    • The results of this home inspection are not intended to make a representation regarding the presence or absence of latent or concealed defects that are not reasonably ascertainable in a competently performed home inspection. No warranty or guaranty is expressed or implied.
    • If the person conducting your home inspection is not a licensed structural engineer or other professionals whose license authorizes the rendering of an opinion as to the structural integrity of a building or the building’s other component parts, you may be advised to seek a professional opinion as to any defects or concerns mentioned in the report.
    • This home inspection report is not to be construed as an appraisal and may not be used as such for any purpose.

Coming up next: The home inspector and confidentiality.

The new home inspection law HB1001 working its way through the PA legislature codifies the home inspector’s contract with his/her client. Many inspectors already include these provisions but a couple important ones will now be required. Here’s the full list:

  1. Signature of client.
  2. Scope of home inspection.
  3.  Fee charged to client.
  4. Contact information of home inspector.
  5. License number of home inspector.
  6. A statement explaining the confidentiality between the home inspector and the client.

Two important prohibitions will also be required. The contract shall be unenforceable if the contract includes either of these two provisions:

  1. A limitation on the liability of the home inspector for gross negligence or willful misconduct.
  2. A waiver of any provision that the new law stipulates.

Next post: The Home Inspection Report

Soon to be voted on, HB1001 outlines prohibited acts that a licensed home inspector in Pennsylvania shall not engage in. They are summed up as follows:
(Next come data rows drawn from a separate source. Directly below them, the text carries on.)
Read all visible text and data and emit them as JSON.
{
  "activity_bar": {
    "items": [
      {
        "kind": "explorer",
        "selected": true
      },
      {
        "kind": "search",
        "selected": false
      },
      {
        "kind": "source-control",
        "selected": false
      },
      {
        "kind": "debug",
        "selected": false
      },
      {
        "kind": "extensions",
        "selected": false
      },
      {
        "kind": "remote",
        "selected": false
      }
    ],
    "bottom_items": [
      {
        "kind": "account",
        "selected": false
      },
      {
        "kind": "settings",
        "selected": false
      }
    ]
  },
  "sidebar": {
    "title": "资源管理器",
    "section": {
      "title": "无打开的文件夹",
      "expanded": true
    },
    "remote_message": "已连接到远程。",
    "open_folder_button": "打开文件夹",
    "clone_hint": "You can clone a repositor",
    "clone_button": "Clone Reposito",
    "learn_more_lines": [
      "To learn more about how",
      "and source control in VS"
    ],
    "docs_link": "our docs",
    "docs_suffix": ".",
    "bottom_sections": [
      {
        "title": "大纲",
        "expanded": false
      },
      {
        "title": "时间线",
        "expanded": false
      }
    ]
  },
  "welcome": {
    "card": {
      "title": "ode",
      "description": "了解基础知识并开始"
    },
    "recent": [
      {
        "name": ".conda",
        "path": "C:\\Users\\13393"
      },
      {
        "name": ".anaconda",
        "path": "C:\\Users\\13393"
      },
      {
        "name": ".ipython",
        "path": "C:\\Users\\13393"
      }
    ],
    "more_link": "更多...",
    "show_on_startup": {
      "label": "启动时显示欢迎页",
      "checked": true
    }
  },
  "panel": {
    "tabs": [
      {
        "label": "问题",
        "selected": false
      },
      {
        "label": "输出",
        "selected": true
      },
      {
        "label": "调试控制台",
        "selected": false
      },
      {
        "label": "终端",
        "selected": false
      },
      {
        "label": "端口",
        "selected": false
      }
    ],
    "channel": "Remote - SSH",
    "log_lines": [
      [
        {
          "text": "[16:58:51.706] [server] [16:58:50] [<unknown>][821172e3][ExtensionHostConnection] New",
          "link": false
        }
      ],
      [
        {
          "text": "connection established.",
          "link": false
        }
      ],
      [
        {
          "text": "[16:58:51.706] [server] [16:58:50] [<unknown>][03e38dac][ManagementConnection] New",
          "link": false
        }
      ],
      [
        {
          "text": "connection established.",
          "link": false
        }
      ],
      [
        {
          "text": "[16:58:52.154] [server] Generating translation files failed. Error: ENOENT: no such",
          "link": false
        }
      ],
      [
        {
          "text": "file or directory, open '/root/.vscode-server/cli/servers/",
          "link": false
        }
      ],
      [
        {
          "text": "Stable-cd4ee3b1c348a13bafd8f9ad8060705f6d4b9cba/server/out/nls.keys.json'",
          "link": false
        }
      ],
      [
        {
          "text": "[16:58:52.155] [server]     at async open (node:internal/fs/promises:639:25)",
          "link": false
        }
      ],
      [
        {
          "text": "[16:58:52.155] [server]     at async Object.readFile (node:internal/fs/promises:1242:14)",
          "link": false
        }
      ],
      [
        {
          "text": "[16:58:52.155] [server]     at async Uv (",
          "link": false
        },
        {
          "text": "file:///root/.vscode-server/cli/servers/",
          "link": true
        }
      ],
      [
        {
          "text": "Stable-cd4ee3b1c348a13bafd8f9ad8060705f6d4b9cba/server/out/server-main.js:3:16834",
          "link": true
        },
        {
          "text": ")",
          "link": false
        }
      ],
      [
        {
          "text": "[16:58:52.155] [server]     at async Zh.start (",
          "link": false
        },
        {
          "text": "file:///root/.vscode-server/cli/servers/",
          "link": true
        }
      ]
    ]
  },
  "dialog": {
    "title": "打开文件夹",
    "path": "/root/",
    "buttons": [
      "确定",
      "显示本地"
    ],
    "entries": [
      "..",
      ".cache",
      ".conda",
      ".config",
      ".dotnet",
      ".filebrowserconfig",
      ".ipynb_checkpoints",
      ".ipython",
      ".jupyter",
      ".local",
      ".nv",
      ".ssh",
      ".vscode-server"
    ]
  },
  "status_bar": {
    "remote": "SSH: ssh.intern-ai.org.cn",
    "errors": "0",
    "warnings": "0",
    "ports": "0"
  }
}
(1)  Performing any repairs to a structure for an additional fee for which the home inspector has prepared a home inspection report within the preceding 12 months. Except for radon or wood-destroying insects work.

(2)  Inspecting for a fee any property in which the home inspector has a financial interest in the transfer of the property including commissions as an agent unless the financial interest is disclosed in writing and the buyer signs an acknowledgment of receipt of the disclosure.

(3)  Offering or delivering a commission, referral fee or kickback to the seller of the inspected property for the referral of business to the home inspector.

(4)  Accepting an engagement to perform a home inspection or to prepare a home inspection report in which the employment itself or the fee payable for the inspection is contingent upon the conclusions in the report, pre-established or prescribed findings or the closing of the transaction.

There is one notable exception –A home warranty company that is affiliated with or retains the home inspector does not violate subsection if the home warranty company performs repairs in accordance with claims made under a home warranty contract.

A good home inspector will have his own code of ethics to which he subscribes such as this.